While there has been some progress for those in addiction in the LGBTQ community in the United States, there are still many ongoing issues and struggles that are impacting the health and well-being of the community as a whole. In particular LBGTQ youth, who, on top of experiencing the normal issues of adolescence, must also deal with the stress of when to come out, how to do it, how family members and friends will react, along with the ongoing fear of being ostracized and bullied.
Having to endure chronic stress from such a young age can lead to an increased likelihood of turning to drugs and alcohol to cope, which in-turn leads to an increased likelihood of addiction. This has unfortunately been the case within the LGBTQ community, where there are disproportionately higher rates of substance use and abuse. According to the CDC, studies have shown that in comparison to the general population, those within the LGBTQ community are more likely to use drugs and alcohol, experience higher rates of substance abuse, and continue drinking later into life.1
The abuse of crystal meth in particular has rapidly increased. Other stimulants that are likely to be abused within the LGBTQ community include crack and cocaine, as well as party drugs like ecstasy, and depressants such as alcohol, valium and Xanax. While these drugs may be used to escape the harsh realities of daily life, the resulting addiction leads to an even worse reality, from deteriorating physical and mental health, to overdose and death.
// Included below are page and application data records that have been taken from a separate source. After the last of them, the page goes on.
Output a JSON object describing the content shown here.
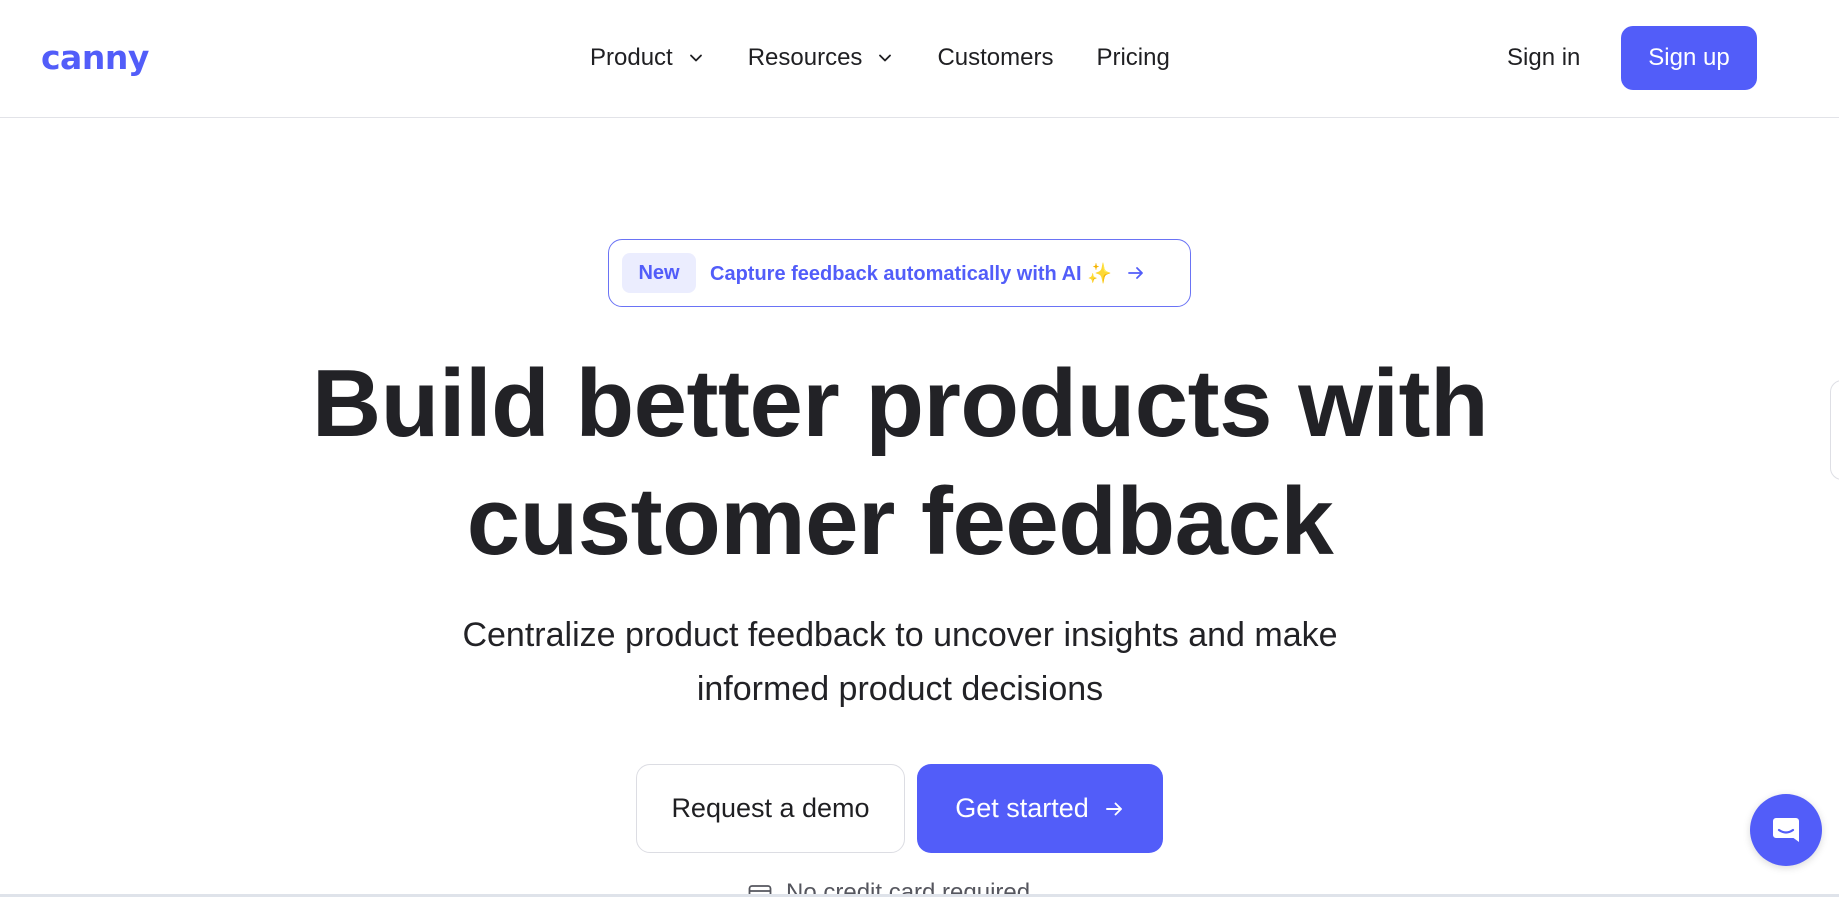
{
  "colors": {
    "brand": "#525df9",
    "text": "#1f1f22",
    "badge_bg": "#ebedfe"
  },
  "header": {
    "logo": "canny",
    "nav": [
      {
        "label": "Product",
        "has_dropdown": true
      },
      {
        "label": "Resources",
        "has_dropdown": true
      },
      {
        "label": "Customers",
        "has_dropdown": false
      },
      {
        "label": "Pricing",
        "has_dropdown": false
      }
    ],
    "sign_in": "Sign in",
    "sign_up": "Sign up"
  },
  "announcement": {
    "badge": "New",
    "text": "Capture feedback automatically with AI ✨",
    "icon": "arrow-right-icon"
  },
  "hero": {
    "headline_line1": "Build better products with",
    "headline_line2": "customer feedback",
    "subhead_line1": "Centralize product feedback to uncover insights and make",
    "subhead_line2": "informed product decisions",
    "demo_button": "Request a demo",
    "start_button": "Get started",
    "start_icon": "arrow-right-icon",
    "note": "No credit card required",
    "note_icon": "credit-card-icon"
  },
  "widgets": {
    "chat_icon": "chat-bubble-icon"
  }
}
A Community in Crisis
Those in the LGBTQ community are prone to experiencing almost double the rate of addiction as the general population. Studies conducted by the Substance Abuse and Mental Health Services Administration have shown the rate of substance abuse disorders within the LBTQ community to be 20% to 30%, whereas the rate amongst the general population is around 9%.
Research has confirmed that those within the LGBTQ community are more likely to experience prejudice, and that the stressors that are associated with being ostracized lead to an increased likelihood of addiction. Whether it is exclusion from peers, rejection from family members or religious communities, or bullying in verbal or physical form, the pervasive discrimination experienced by those in the LGBTQ community plays a critical role in the increased likelihood of addiction. The American Journal of Public Health reports that LGBTQ individuals who have experienced multiple forms of prejudice in their lifetime are four times more likely to develop some type of substance abuse disorder.2
The adverse health impacts associated with addiction make getting to the root of this crisis imperative for the overall well-being of the community. While one can hope that over time, the discriminatory issues faced by many in this community will lessen, something needs to be done to address this crisis immediately. Education needs to start earlier to help the LGTBQ youth avoid the pitfalls of substance use and abuse, by finding different coping mechanisms for dealing with the struggles and stressors many face on a daily basis.
Additionally, facilities that offer treatment for both mental health and substance abuse issues need to make it clear that they are welcoming to the LGBTQ lifestyle and community. Our current health care system has failed this community in the past, and there is a definitive hesitancy within the community to reach out for treatment when it is needed.
Signs and Symptoms of Addiction:
The consequences of substance abuse and addiction are devastating. For a community that has suffered enough, adding a prevalence of addiction and the health crisis associated with it is truly tragic. While many actions must be taken to lower the rate of addiction in the LGBTQ community, at the moment we must also be able to help those who are in the midst of struggling with drugs and alcohol. If you are concerned that you or a loved one may be addicted to drugs or alcohol, be on the lookout for the following signs that may require you to attend a LGBTQ treatment center:
- Irritability, anxiety or depression
- Unusual sleep patterns – either insomnia or excessive sleep
- Extreme paranoia / delusions
- An increased tolerance for alcohol or a drug to achieve the original intended high
- Symptoms associated with withdrawal when use of the substance is stopped
If you are someone you love is experiencing any of the above signs, don’t hesitate to contact INSERT about getting help today.